### Task item:
Write out every entry exactly as it appears.

[Dataset records]
□ □ □

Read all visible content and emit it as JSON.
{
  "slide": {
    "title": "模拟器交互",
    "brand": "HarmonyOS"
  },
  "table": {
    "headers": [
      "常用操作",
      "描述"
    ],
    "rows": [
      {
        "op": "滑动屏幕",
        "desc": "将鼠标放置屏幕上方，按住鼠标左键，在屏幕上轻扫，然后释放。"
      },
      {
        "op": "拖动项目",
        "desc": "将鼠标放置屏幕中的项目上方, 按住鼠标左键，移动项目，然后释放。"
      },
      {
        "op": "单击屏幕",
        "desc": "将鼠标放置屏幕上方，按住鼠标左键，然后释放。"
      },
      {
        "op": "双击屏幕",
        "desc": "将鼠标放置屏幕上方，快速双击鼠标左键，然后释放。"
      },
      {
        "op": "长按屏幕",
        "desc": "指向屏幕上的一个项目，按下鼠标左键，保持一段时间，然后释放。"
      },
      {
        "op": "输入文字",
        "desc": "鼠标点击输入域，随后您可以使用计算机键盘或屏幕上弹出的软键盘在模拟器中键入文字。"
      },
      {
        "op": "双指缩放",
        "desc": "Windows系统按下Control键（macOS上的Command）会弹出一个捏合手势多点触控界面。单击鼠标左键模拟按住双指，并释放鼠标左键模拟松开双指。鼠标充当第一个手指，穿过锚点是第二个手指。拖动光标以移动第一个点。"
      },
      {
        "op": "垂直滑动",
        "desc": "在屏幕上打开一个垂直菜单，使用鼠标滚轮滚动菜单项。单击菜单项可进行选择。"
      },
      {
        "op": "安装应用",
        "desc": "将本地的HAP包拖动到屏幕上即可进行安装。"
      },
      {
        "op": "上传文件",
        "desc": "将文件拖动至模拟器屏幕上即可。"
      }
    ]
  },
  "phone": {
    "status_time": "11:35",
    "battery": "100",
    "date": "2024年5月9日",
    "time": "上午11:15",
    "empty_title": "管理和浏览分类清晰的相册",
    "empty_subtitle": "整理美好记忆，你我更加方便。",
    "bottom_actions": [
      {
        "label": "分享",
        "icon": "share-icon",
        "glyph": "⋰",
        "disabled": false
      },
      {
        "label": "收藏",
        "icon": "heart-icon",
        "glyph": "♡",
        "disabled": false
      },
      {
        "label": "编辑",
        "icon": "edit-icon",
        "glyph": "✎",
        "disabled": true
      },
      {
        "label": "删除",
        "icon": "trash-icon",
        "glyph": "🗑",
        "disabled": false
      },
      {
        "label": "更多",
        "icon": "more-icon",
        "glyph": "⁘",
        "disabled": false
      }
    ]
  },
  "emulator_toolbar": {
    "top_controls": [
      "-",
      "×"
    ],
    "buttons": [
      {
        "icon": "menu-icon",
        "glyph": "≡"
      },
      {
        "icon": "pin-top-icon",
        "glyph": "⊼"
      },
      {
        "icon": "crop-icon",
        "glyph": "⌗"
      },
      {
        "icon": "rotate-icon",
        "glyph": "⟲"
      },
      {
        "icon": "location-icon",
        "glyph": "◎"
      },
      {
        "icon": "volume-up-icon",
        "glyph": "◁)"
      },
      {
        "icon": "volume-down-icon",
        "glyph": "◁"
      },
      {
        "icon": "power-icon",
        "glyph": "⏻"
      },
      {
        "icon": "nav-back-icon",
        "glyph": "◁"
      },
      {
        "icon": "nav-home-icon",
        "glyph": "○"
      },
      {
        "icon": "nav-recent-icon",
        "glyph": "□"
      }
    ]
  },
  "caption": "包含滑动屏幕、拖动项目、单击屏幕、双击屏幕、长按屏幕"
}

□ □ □

### Reply to the task:
Read all visible content and emit it as JSON.
{
  "slide": {
    "title": "模拟器交互",
    "brand": "HarmonyOS"
  },
  "table": {
    "headers": [
      "常用操作",
      "描述"
    ],
    "rows": [
      {
        "op": "滑动屏幕",
        "desc": "将鼠标放置屏幕上方，按住鼠标左键，在屏幕上轻扫，然后释放。"
      },
      {
        "op": "拖动项目",
        "desc": "将鼠标放置屏幕中的项目上方, 按住鼠标左键，移动项目，然后释放。"
      },
      {
        "op": "单击屏幕",
        "desc": "将鼠标放置屏幕上方，按住鼠标左键，然后释放。"
      },
      {
        "op": "双击屏幕",
        "desc": "将鼠标放置屏幕上方，快速双击鼠标左键，然后释放。"
      },
      {
        "op": "长按屏幕",
        "desc": "指向屏幕上的一个项目，按下鼠标左键，保持一段时间，然后释放。"
      },
      {
        "op": "输入文字",
        "desc": "鼠标点击输入域，随后您可以使用计算机键盘或屏幕上弹出的软键盘在模拟器中键入文字。"
      },
      {
        "op": "双指缩放",
        "desc": "Windows系统按下Control键（macOS上的Command）会弹出一个捏合手势多点触控界面。单击鼠标左键模拟按住双指，并释放鼠标左键模拟松开双指。鼠标充当第一个手指，穿过锚点是第二个手指。拖动光标以移动第一个点。"
      },
      {
        "op": "垂直滑动",
        "desc": "在屏幕上打开一个垂直菜单，使用鼠标滚轮滚动菜单项。单击菜单项可进行选择。"
      },
      {
        "op": "安装应用",
        "desc": "将本地的HAP包拖动到屏幕上即可进行安装。"
      },
      {
        "op": "上传文件",
        "desc": "将文件拖动至模拟器屏幕上即可。"
      }
    ]
  },
  "phone": {
    "status_time": "11:35",
    "battery": "100",
    "date": "2024年5月9日",
    "time": "上午11:15",
    "empty_title": "管理和浏览分类清晰的相册",
    "empty_subtitle": "整理美好记忆，你我更加方便。",
    "bottom_actions": [
      {
        "label": "分享",
        "icon": "share-icon",
        "glyph": "⋰",
        "disabled": false
      },
      {
        "label": "收藏",
        "icon": "heart-icon",
        "glyph": "♡",
        "disabled": false
      },
      {
        "label": "编辑",
        "icon": "edit-icon",
        "glyph": "✎",
        "disabled": true
      },
      {
        "label": "删除",
        "icon": "trash-icon",
        "glyph": "🗑",
        "disabled": false
      },
      {
        "label": "更多",
        "icon": "more-icon",
        "glyph": "⁘",
        "disabled": false
      }
    ]
  },
  "emulator_toolbar": {
    "top_controls": [
      "-",
      "×"
    ],
    "buttons": [
      {
        "icon": "menu-icon",
        "glyph": "≡"
      },
      {
        "icon": "pin-top-icon",
        "glyph": "⊼"
      },
      {
        "icon": "crop-icon",
        "glyph": "⌗"
      },
      {
        "icon": "rotate-icon",
        "glyph": "⟲"
      },
      {
        "icon": "location-icon",
        "glyph": "◎"
      },
      {
        "icon": "volume-up-icon",
        "glyph": "◁)"
      },
      {
        "icon": "volume-down-icon",
        "glyph": "◁"
      },
      {
        "icon": "power-icon",
        "glyph": "⏻"
      },
      {
        "icon": "nav-back-icon",
        "glyph": "◁"
      },
      {
        "icon": "nav-home-icon",
        "glyph": "○"
      },
      {
        "icon": "nav-recent-icon",
        "glyph": "□"
      }
    ]
  },
  "caption": "包含滑动屏幕、拖动项目、单击屏幕、双击屏幕、长按屏幕"
}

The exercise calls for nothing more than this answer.